■ TASK DESCRIPTION: Present the following entries again, word for word and in full.

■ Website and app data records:
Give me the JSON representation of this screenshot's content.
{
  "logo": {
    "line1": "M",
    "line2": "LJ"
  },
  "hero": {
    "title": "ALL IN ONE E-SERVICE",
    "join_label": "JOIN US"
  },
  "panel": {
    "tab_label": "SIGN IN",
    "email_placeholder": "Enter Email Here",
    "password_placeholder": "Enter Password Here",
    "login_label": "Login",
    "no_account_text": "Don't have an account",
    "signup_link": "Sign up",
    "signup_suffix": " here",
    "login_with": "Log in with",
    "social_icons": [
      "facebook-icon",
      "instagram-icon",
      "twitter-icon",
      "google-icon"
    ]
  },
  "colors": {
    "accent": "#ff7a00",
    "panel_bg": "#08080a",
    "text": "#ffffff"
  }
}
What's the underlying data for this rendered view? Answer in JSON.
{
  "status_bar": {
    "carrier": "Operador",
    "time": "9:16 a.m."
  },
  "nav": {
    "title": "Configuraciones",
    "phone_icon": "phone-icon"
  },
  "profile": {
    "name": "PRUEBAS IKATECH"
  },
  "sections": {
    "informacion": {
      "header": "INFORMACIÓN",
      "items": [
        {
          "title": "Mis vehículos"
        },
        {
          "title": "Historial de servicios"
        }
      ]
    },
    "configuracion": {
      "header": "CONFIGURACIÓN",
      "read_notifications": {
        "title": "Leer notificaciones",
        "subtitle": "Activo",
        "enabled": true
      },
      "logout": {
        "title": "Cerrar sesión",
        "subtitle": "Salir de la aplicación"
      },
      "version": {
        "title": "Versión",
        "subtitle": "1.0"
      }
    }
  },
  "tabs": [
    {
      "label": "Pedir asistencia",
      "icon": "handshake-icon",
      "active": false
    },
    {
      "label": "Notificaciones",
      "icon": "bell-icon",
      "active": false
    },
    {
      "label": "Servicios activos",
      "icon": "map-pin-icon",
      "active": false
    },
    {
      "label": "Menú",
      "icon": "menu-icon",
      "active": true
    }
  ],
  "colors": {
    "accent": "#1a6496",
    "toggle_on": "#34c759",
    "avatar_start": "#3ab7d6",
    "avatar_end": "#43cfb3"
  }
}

■ OUTPUT FOR THIS TASK:
Give me the JSON representation of this screenshot's content.
{
  "logo": {
    "line1": "M",
    "line2": "LJ"
  },
  "hero": {
    "title": "ALL IN ONE E-SERVICE",
    "join_label": "JOIN US"
  },
  "panel": {
    "tab_label": "SIGN IN",
    "email_placeholder": "Enter Email Here",
    "password_placeholder": "Enter Password Here",
    "login_label": "Login",
    "no_account_text": "Don't have an account",
    "signup_link": "Sign up",
    "signup_suffix": " here",
    "login_with": "Log in with",
    "social_icons": [
      "facebook-icon",
      "instagram-icon",
      "twitter-icon",
      "google-icon"
    ]
  },
  "colors": {
    "accent": "#ff7a00",
    "panel_bg": "#08080a",
    "text": "#ffffff"
  }
}
What's the underlying data for this rendered view? Answer in JSON.
{
  "status_bar": {
    "carrier": "Operador",
    "time": "9:16 a.m."
  },
  "nav": {
    "title": "Configuraciones",
    "phone_icon": "phone-icon"
  },
  "profile": {
    "name": "PRUEBAS IKATECH"
  },
  "sections": {
    "informacion": {
      "header": "INFORMACIÓN",
      "items": [
        {
          "title": "Mis vehículos"
        },
        {
          "title": "Historial de servicios"
        }
      ]
    },
    "configuracion": {
      "header": "CONFIGURACIÓN",
      "read_notifications": {
        "title": "Leer notificaciones",
        "subtitle": "Activo",
        "enabled": true
      },
      "logout": {
        "title": "Cerrar sesión",
        "subtitle": "Salir de la aplicación"
      },
      "version": {
        "title": "Versión",
        "subtitle": "1.0"
      }
    }
  },
  "tabs": [
    {
      "label": "Pedir asistencia",
      "icon": "handshake-icon",
      "active": false
    },
    {
      "label": "Notificaciones",
      "icon": "bell-icon",
      "active": false
    },
    {
      "label": "Servicios activos",
      "icon": "map-pin-icon",
      "active": false
    },
    {
      "label": "Menú",
      "icon": "menu-icon",
      "active": true
    }
  ],
  "colors": {
    "accent": "#1a6496",
    "toggle_on": "#34c759",
    "avatar_start": "#3ab7d6",
    "avatar_end": "#43cfb3"
  }
}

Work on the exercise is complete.